**Your goal:** Only the lines that contain the string "Stats" belong in the answer; pull them from the records.

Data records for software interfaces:
------------------------------------------------------------------------

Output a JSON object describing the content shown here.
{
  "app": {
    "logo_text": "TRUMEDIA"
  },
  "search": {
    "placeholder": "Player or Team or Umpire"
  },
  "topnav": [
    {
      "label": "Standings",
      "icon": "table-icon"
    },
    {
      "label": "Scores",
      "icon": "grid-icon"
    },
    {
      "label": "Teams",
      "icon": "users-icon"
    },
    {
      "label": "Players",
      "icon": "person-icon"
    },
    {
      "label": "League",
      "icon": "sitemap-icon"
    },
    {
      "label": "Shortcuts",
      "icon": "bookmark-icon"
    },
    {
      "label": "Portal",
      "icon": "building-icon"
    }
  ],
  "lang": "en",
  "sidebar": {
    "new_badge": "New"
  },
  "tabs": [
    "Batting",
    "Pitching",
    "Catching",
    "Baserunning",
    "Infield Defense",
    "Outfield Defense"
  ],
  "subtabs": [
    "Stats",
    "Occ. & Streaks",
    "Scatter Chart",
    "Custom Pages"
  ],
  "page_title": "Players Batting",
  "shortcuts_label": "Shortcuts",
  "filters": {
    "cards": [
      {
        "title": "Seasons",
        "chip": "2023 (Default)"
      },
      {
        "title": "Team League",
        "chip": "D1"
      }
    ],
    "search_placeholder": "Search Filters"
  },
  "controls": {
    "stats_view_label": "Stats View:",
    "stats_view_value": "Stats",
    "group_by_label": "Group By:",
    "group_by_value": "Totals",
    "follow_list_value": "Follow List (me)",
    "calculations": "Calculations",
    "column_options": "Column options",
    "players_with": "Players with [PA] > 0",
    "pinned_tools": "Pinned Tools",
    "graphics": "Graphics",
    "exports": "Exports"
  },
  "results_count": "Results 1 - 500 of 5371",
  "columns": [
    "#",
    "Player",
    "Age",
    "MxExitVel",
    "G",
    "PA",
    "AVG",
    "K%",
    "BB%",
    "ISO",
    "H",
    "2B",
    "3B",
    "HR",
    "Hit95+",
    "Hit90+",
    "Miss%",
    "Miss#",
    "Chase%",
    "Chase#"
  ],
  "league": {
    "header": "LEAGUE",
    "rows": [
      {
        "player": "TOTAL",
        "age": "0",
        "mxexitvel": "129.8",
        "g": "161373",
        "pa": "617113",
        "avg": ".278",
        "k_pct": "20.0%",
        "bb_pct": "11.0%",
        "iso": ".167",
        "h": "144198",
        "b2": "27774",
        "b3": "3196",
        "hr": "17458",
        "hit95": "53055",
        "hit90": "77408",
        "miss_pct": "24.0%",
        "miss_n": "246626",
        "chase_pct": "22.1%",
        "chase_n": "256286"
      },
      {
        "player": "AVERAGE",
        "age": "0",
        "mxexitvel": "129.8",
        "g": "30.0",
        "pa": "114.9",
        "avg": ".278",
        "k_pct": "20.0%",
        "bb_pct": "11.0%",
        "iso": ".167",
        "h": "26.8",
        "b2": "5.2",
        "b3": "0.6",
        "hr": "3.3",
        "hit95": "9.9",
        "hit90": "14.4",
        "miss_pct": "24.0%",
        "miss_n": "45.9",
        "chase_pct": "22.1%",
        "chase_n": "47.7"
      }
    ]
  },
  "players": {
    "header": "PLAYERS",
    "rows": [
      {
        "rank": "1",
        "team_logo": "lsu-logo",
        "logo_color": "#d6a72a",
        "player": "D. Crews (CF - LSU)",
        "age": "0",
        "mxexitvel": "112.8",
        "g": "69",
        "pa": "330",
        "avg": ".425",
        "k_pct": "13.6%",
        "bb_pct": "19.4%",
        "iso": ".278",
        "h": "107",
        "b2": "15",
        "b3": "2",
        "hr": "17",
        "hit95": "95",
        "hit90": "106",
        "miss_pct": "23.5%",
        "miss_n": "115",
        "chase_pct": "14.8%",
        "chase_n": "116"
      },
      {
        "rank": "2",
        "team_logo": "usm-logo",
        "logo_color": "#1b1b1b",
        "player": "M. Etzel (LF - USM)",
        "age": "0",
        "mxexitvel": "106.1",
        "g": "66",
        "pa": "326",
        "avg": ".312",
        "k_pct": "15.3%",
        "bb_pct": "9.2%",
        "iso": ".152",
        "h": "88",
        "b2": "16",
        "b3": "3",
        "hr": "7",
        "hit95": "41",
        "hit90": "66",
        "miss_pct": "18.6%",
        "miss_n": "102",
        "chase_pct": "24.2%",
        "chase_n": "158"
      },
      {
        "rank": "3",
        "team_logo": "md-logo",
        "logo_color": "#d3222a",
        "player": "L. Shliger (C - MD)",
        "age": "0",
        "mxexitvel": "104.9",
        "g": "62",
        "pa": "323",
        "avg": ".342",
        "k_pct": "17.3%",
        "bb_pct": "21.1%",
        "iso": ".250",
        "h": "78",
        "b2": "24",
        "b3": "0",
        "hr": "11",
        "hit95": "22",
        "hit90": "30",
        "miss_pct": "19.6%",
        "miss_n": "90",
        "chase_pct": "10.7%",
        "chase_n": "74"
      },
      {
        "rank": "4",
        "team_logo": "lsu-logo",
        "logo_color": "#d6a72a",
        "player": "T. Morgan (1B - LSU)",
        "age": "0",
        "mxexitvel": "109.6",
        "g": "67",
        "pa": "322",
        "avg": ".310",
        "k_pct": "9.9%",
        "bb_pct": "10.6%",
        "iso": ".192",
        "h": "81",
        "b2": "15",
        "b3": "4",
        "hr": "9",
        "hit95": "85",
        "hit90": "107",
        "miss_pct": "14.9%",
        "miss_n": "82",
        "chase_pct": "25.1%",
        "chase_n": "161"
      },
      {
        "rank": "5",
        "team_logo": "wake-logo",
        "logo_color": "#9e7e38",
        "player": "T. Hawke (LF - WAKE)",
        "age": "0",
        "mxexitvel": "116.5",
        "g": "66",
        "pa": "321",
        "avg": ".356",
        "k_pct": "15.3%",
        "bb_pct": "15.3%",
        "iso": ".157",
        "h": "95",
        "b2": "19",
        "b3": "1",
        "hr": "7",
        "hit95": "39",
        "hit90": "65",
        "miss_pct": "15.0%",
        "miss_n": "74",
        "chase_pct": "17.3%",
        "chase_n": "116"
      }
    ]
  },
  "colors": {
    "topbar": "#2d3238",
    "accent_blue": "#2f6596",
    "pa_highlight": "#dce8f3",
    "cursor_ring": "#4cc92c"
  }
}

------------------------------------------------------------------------

**Output of the exercise:**
    "Stats",
    "stats_view_label": "Stats View:",
    "stats_view_value": "Stats",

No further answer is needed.